authored by CSS 424 students in Fall 2020, based on interviews with former MIFFS leaders
Michigan Food & Farming Systems (MIFFS) is a nonprofit organization that in 1994 branched off of the Michigan Agricultural Stewardship Association (MASA), an organization that was born out of the sustainable agriculture movement in Michigan during the late 80s. MIFFS was created by professors and farmers who cared about sustainable agriculture and was awarded with an Integrated Farming Operation grant from the Kellogg Foundation. With this grant, in 1998, MIFFS was able to achieve non-profit status of its own. While all this was happening, the infamous class-action lawsuit against the USDA for discrimination against Black farmers in their ability to access farm loans and programs, Pigford v. Glickman was occuring. Many of the claimants were Michigan farmers and MIFFS saw this as an opportunity to work with underserved communities and those restricted from the programs that were only available to white, male farmers.

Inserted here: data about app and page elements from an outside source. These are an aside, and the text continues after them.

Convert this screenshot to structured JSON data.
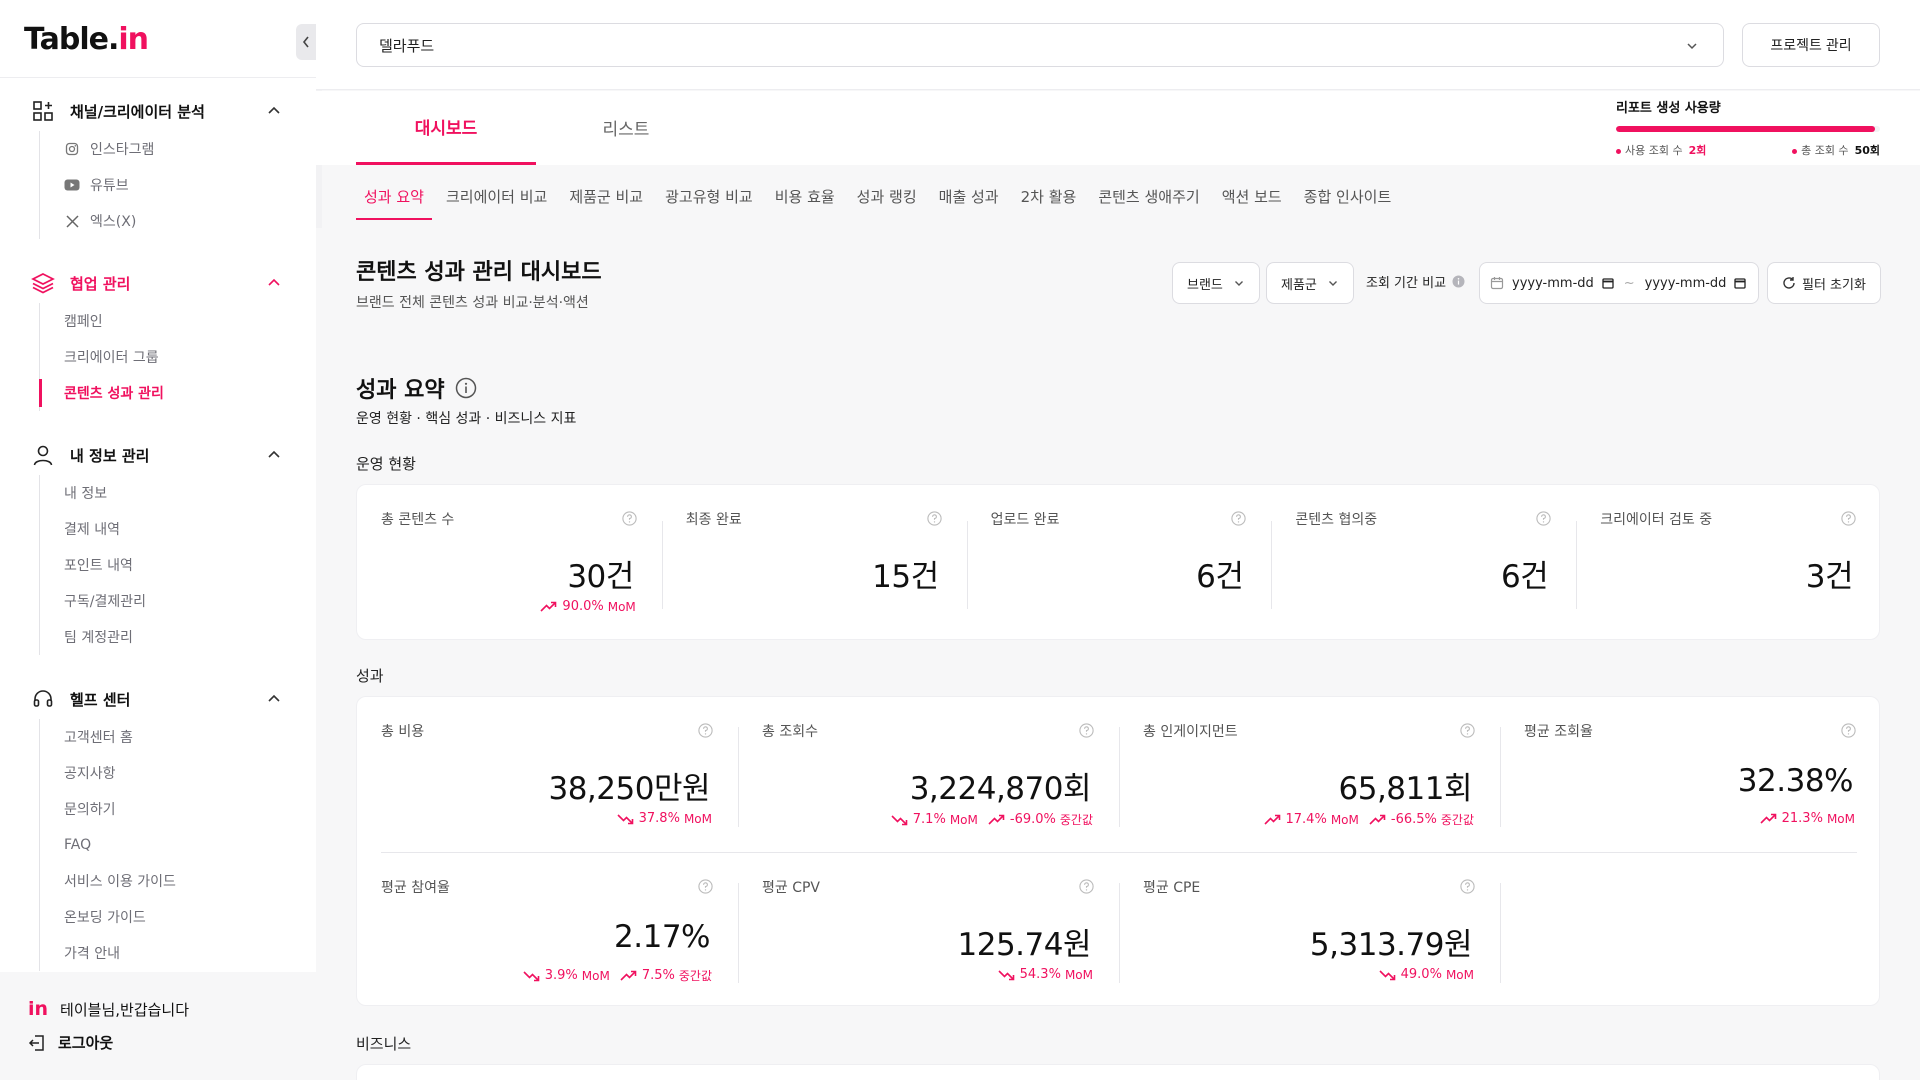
{
  "sidebar": {
    "logo_main": "Table.",
    "logo_accent": "in",
    "sections": [
      {
        "label": "채널/크리에이터 분석",
        "icon": "grid-plus-icon",
        "items": [
          {
            "label": "인스타그램",
            "icon": "instagram-icon"
          },
          {
            "label": "유튜브",
            "icon": "youtube-icon"
          },
          {
            "label": "엑스(X)",
            "icon": "x-icon"
          }
        ]
      },
      {
        "label": "협업 관리",
        "icon": "layers-icon",
        "items": [
          {
            "label": "캠페인"
          },
          {
            "label": "크리에이터 그룹"
          },
          {
            "label": "콘텐츠 성과 관리"
          }
        ]
      },
      {
        "label": "내 정보 관리",
        "icon": "user-icon",
        "items": [
          {
            "label": "내 정보"
          },
          {
            "label": "결제 내역"
          },
          {
            "label": "포인트 내역"
          },
          {
            "label": "구독/결제관리"
          },
          {
            "label": "팀 계정관리"
          }
        ]
      },
      {
        "label": "헬프 센터",
        "icon": "headset-icon",
        "items": [
          {
            "label": "고객센터 홈"
          },
          {
            "label": "공지사항"
          },
          {
            "label": "문의하기"
          },
          {
            "label": "FAQ"
          },
          {
            "label": "서비스 이용 가이드"
          },
          {
            "label": "온보딩 가이드"
          },
          {
            "label": "가격 안내"
          }
        ]
      }
    ],
    "footer": {
      "logo": "in",
      "greeting": "테이블님,반갑습니다",
      "logout": "로그아웃"
    }
  },
  "topbar": {
    "project": "델라푸드",
    "project_button": "프로젝트 관리"
  },
  "tabs": [
    "대시보드",
    "리스트"
  ],
  "usage": {
    "title": "리포트 생성 사용량",
    "used_label": "사용 조회 수",
    "used_value": "2회",
    "total_label": "총 조회 수",
    "total_value": "50회",
    "fill_fraction": 0.98
  },
  "subtabs": [
    "성과 요약",
    "크리에이터 비교",
    "제품군 비교",
    "광고유형 비교",
    "비용 효율",
    "성과 랭킹",
    "매출 성과",
    "2차 활용",
    "콘텐츠 생애주기",
    "액션 보드",
    "종합 인사이트"
  ],
  "page": {
    "title": "콘텐츠 성과 관리 대시보드",
    "subtitle": "브랜드 전체 콘텐츠 성과 비교·분석·액션"
  },
  "filters": {
    "brand": "브랜드",
    "product": "제품군",
    "period_label": "조회 기간 비교",
    "date_from": "yyyy-mm-dd",
    "tilde": "~",
    "date_to": "yyyy-mm-dd",
    "reset": "필터 초기화"
  },
  "summary": {
    "title": "성과 요약",
    "subtitle": "운영 현황 · 핵심 성과 · 비즈니스 지표"
  },
  "groups": {
    "operations": "운영 현황",
    "performance": "성과",
    "business": "비즈니스"
  },
  "operations": [
    {
      "label": "총 콘텐츠 수",
      "value": "30건",
      "delta": [
        {
          "dir": "up",
          "text": "90.0%",
          "suffix": "MoM"
        }
      ]
    },
    {
      "label": "최종 완료",
      "value": "15건",
      "delta": []
    },
    {
      "label": "업로드 완료",
      "value": "6건",
      "delta": []
    },
    {
      "label": "콘텐츠 협의중",
      "value": "6건",
      "delta": []
    },
    {
      "label": "크리에이터 검토 중",
      "value": "3건",
      "delta": []
    }
  ],
  "performance": [
    {
      "label": "총 비용",
      "value": "38,250만원",
      "delta": [
        {
          "dir": "down",
          "text": "37.8%",
          "suffix": "MoM"
        }
      ]
    },
    {
      "label": "총 조회수",
      "value": "3,224,870회",
      "delta": [
        {
          "dir": "down",
          "text": "7.1%",
          "suffix": "MoM"
        },
        {
          "dir": "up",
          "text": "-69.0%",
          "suffix": "중간값"
        }
      ]
    },
    {
      "label": "총 인게이지먼트",
      "value": "65,811회",
      "delta": [
        {
          "dir": "up",
          "text": "17.4%",
          "suffix": "MoM"
        },
        {
          "dir": "up",
          "text": "-66.5%",
          "suffix": "중간값"
        }
      ]
    },
    {
      "label": "평균 조회율",
      "value": "32.38%",
      "delta": [
        {
          "dir": "up",
          "text": "21.3%",
          "suffix": "MoM"
        }
      ]
    },
    {
      "label": "평균 참여율",
      "value": "2.17%",
      "delta": [
        {
          "dir": "down",
          "text": "3.9%",
          "suffix": "MoM"
        },
        {
          "dir": "up",
          "text": "7.5%",
          "suffix": "중간값"
        }
      ]
    },
    {
      "label": "평균 CPV",
      "value": "125.74원",
      "delta": [
        {
          "dir": "down",
          "text": "54.3%",
          "suffix": "MoM"
        }
      ]
    },
    {
      "label": "평균 CPE",
      "value": "5,313.79원",
      "delta": [
        {
          "dir": "down",
          "text": "49.0%",
          "suffix": "MoM"
        }
      ]
    }
  ],
  "colors": {
    "accent": "#f0115f",
    "text": "#111111",
    "muted": "#6e6e76",
    "background": "#f7f7f8"
  }
}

A key figure in MIFFS ability to help these communities was Dr. Leroy R. Ray Jr. Dr. Ray’s legacy includes the Farm Research Cooperative (FRC), the Michigan Black rodeo, and the Hands-On Science Training program. His lifelong work focused on inspiring minority youth and small farmers to learn about science, agriculture and nature. This led to him and the executive director of MIFFS at the time, Tom Guthrie, who also worked at the Michigan Farm Bureau, to come together and created the annual Michigan Family Farms Conference, which focused on farmers of color and small scale farmers. The response to the first conference in 2003 was positive, “only 50 people at most were expected, but 100 came, and it kept growing from there” – Sandy Penn. With the grant money to support it, the conference became a big focal point for the organization and even with the deaths of Tom Guthrie and Dr. Ray, the conference still continued to grow and now presents awards in their name and memory.
MIFFS continued to support the Michigan Family Farms Conference throughout the years while assisting farmers around the state. One of the ways MIFFS initiated some large-scale impact on the agriculture structure in the United States was through the creation of the “receipt for service” system for farmers applying for financial assistance. There was noticeable bias occurring by many of the offices providing access to agricultural funds. Oftentimes farmers would go in asking for access to resources or funding, be deceived by an office not willing to help them get funding, and there would be no documentation of the process. Morse Brown, a previous board member and contractor with MIFFS, realized how effective a receipt of service would be for documenting the reasons for being denied access to funding. This allowed for accountability with the organizations that were supposed to be helping all farmers but were discriminative. This program was adopted by the Farm Service Agency to prevent unjust denial of assistance in 2008.
Around 2010 Michelle Napier-Dunnings became director of MIFFS and fostered a relationship with the National Sustainable Agriculture Coalition. Her incredible facilitation skills allowed MIFFS to continue to develop their role in Michigan, connecting the organization with many of the incredible people present today. In 2011, the Michigan GroupGap Pilot in the Upper Peninsula began, demonstrating the potential of small-scale farmers being able to implement the Good Agricultural Practices (GAP) certification, contrary to the norm of larger scale operations being assisted by the USDA. GroupGap connected farmers together on ironing out the technical aspects of the certification, allowing for a network of support. In 2015, the Michigan Group GAP Network (MGGN) was created.
Connecting the people in Michigan’s agriculture system together enables a stronger functioning food system as a whole. From 2014 to 2015 the Women Farmer Network Program, Veteran Farmer Network Program, and Hispanic Farmer Network Program were all established, connecting several Michigan farming communities together.
In 2016, Jen Silveri became a part of MIFFS. She is now the director of field operations and continues to help lead MIFFS forward as the organization finds their place in the ever changing landscape of Michigan Agriculture. Her experience with Michigan’s Agriculture Environmental Assurance Program (MAEAP) program and background in groundwater stewardship has given her insight into the resources within Michigan and the value of sustainable systems and natural resource management. She is now an essential part in leading MIFFS in their goal of assisting farmers in reaching the resources that should be readily available to them.
As Sandy Penn said “all these little pieces are all over, and even the government people don’t know all the pieces.” MIFFS has been a key component in identifying all the disconnected pieces of programs that make accessing resources incredibly difficult. Learning the framework of these programs and guiding people through this process ensures that the programs built to help will help Michigan farmers.